The new fund could be set up as a public-private partnership or be placed fully on the government’s balance sheet, to be sold off once it has established a sufficient track record, the Treasury said on Tuesday.
“Currently, British businesses also rely on funding from the European Investment Fund,” the announcement said. “A new UK based fund would help ensure that firms still have access to the funding they need, should our relationship with the European Investment Fund end when the UK leaves the EU.”
Brexit negotiations commenced in March 2017 with the UK prime minister’s decision to trigger the Article 50 exit clause of the EU treaty. The UK and the EU have until the end of March 2019 to reach an agreement.
In the meantime, UK industries reliant on EU funding have been plunged into uncertainty about their future after Brexit.
“Britain is an innovation powerhouse and it’s vital that we make sure our cutting-edge firms have the funding they need to meet their potential and conquer new markets,” said Chancellor Philip Hammond.
“Meeting this challenge will boost our productivity and enable us to create more well-paid jobs across the UK.”
The proposed new fund is part of a consultation titled ‘financing growth in innovative firms’, which will assess whether start-ups have access to the finance they need. It has identified a £4bn funding gap between American firms and British firms, which the national investment fund will help address.
Fewer than one in 10 firms that receive seed funding in the UK go on to get fourth round investment, compared to nearly a quarter in the US, the Treasury said.
And while the UK leads Europe in the creation of ‘unicorns’ – start-ups valued at more than $1bn – it only accounts for four per cent of these companies globally.
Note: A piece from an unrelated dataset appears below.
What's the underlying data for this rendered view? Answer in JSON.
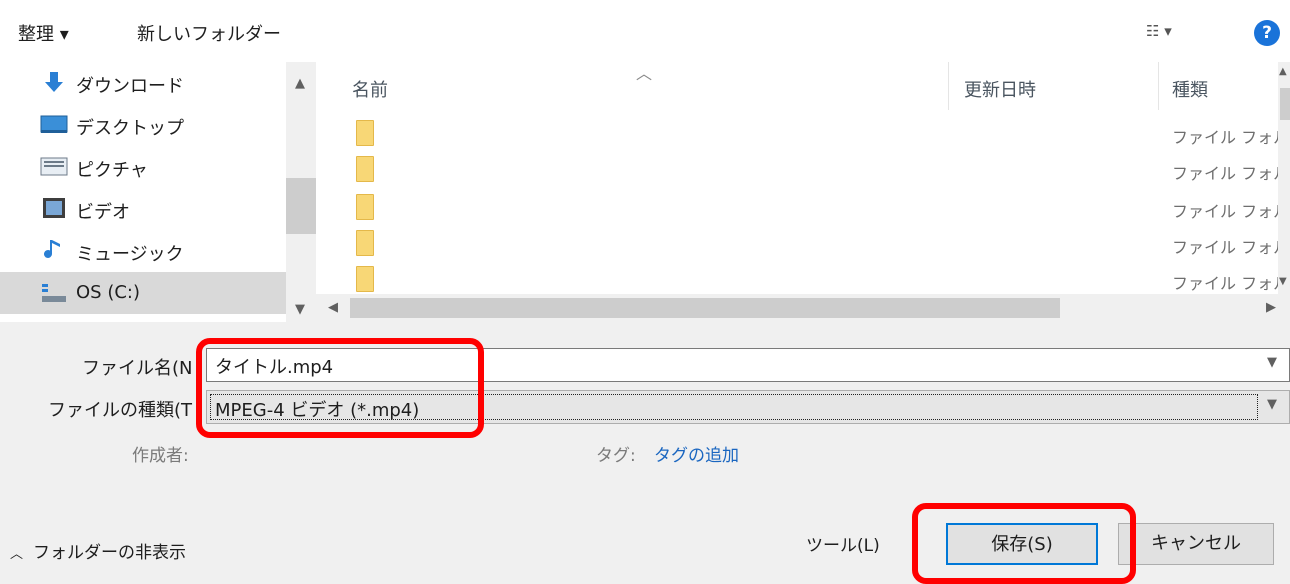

The US has nurtured the most unicorns, accounting for 54 per cent, followed by China at 23 per cent.
Top US firms are also younger than UK firms, again suggesting the US is better at growing new businesses into large scale firms, the Treasury said. 10 of the UK’s largest 100 listed firms were created after 1975 compared to 19 in the US but only two in Europe.